In the strange way that time passes, particularly in the world of tech, the 2014 Design Automation Conference is already feeling like ancient history. Was it really just last month that the Moscone Center exhibit hall was crammed with essentially all of major players in EDA? Whether or not you were there, you’re forgiven if you haven’t thought about DAC in the weeks since. In the last few weeks, the tech beat has continued to serve up big stories, including Amazon’s phone and Google’s Android everywhere announcements. It’s also the season of summer vacations. Oh yeah, and there was the small matter of a soccer tournament in Brazil.
In the years before I joined the DAC executive committee I often stopped thinking about DAC soon after leaving for the airport to head home to Portland. Not that it hasn’t always been a great show. It’s just that as is true for most attendees, the demands of my various day jobs always started to loom after several days away. This year and next, forgetting DAC is not an option for me because I’m the incoming general chair of next year’s conference. That is, in a very real way, DAC 52 is my job (or at least my second job), for the next 11 months.
It wasn’t all that long ago when hardware emulation providers heading to DAC worked overtime to get their booths filled with interested verification engineers with big challenges. Hardware emulation was still viewed as an esoteric and expensive luxury that only few could afford.
Fast forward to 2014. This year is prime time for hardware emulation, now a mandatory verification approach for all semiconductor designs. Left alone are a few analog-centric designs and a bunch of small digital designs. It is also become somewhat more affordable based on the price per gate.

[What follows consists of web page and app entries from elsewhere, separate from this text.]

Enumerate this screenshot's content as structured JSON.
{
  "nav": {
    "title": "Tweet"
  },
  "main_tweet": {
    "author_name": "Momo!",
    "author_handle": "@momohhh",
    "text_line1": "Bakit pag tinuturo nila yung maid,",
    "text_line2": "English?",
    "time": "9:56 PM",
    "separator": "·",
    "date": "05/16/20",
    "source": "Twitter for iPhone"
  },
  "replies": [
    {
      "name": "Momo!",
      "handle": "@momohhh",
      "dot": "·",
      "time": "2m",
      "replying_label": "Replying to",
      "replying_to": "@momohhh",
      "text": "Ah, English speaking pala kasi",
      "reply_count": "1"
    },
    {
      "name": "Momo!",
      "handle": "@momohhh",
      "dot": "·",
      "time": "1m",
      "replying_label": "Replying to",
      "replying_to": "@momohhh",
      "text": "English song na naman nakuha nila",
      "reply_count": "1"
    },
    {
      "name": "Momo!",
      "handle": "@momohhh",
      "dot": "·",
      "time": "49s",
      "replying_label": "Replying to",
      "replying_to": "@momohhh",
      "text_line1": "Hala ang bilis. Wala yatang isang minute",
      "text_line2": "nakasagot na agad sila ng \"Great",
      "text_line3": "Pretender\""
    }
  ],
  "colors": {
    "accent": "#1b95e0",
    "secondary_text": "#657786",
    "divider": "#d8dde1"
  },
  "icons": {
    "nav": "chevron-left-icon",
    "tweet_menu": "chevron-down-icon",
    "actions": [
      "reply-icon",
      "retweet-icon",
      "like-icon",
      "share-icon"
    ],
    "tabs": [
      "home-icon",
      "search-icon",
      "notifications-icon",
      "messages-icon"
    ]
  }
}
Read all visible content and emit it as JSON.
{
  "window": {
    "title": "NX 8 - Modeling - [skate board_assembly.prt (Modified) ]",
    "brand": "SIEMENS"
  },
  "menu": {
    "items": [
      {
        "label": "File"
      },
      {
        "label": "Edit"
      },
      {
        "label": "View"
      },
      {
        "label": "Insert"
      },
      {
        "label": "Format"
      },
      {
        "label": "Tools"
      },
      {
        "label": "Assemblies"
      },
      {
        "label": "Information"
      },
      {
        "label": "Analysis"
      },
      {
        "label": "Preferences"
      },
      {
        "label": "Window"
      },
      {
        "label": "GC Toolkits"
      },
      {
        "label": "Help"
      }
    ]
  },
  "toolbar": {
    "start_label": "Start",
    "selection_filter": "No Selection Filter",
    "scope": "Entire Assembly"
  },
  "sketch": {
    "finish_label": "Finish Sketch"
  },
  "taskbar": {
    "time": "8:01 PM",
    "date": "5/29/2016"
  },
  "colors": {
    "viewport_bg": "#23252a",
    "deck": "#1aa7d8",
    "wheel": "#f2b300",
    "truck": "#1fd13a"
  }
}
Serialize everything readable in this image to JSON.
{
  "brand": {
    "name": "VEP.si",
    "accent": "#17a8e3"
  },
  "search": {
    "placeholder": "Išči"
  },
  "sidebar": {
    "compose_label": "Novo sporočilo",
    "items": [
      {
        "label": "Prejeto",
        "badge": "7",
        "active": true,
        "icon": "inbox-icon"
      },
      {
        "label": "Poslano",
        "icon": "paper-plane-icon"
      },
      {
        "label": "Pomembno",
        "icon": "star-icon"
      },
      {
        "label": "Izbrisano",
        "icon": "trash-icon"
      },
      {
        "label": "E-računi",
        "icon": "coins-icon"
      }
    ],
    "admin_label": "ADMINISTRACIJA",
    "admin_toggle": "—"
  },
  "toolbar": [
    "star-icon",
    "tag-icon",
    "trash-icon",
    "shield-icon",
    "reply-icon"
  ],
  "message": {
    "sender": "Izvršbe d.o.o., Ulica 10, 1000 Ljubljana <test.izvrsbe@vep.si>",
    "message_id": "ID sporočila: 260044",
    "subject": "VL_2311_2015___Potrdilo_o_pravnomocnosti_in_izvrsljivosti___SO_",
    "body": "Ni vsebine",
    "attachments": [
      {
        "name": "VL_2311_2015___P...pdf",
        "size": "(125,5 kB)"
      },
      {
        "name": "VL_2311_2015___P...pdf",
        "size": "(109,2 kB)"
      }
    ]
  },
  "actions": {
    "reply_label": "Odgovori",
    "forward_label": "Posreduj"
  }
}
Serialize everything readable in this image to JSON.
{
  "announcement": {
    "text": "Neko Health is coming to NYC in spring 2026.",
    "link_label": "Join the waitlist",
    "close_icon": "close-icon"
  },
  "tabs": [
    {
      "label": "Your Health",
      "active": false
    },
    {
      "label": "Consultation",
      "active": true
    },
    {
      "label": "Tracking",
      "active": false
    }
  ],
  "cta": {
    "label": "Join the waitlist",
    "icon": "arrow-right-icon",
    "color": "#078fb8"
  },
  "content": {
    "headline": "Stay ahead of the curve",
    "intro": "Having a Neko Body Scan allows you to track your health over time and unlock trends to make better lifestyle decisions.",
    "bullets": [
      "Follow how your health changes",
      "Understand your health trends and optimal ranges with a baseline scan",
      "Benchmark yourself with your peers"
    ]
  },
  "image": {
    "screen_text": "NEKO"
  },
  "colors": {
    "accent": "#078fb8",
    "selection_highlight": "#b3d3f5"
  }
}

I predict this year DAC will be much different than previous years as semiconductor companies, forced to accelerate time to market even as their chip designs get increasingly more complex, are looking to hardware emulation.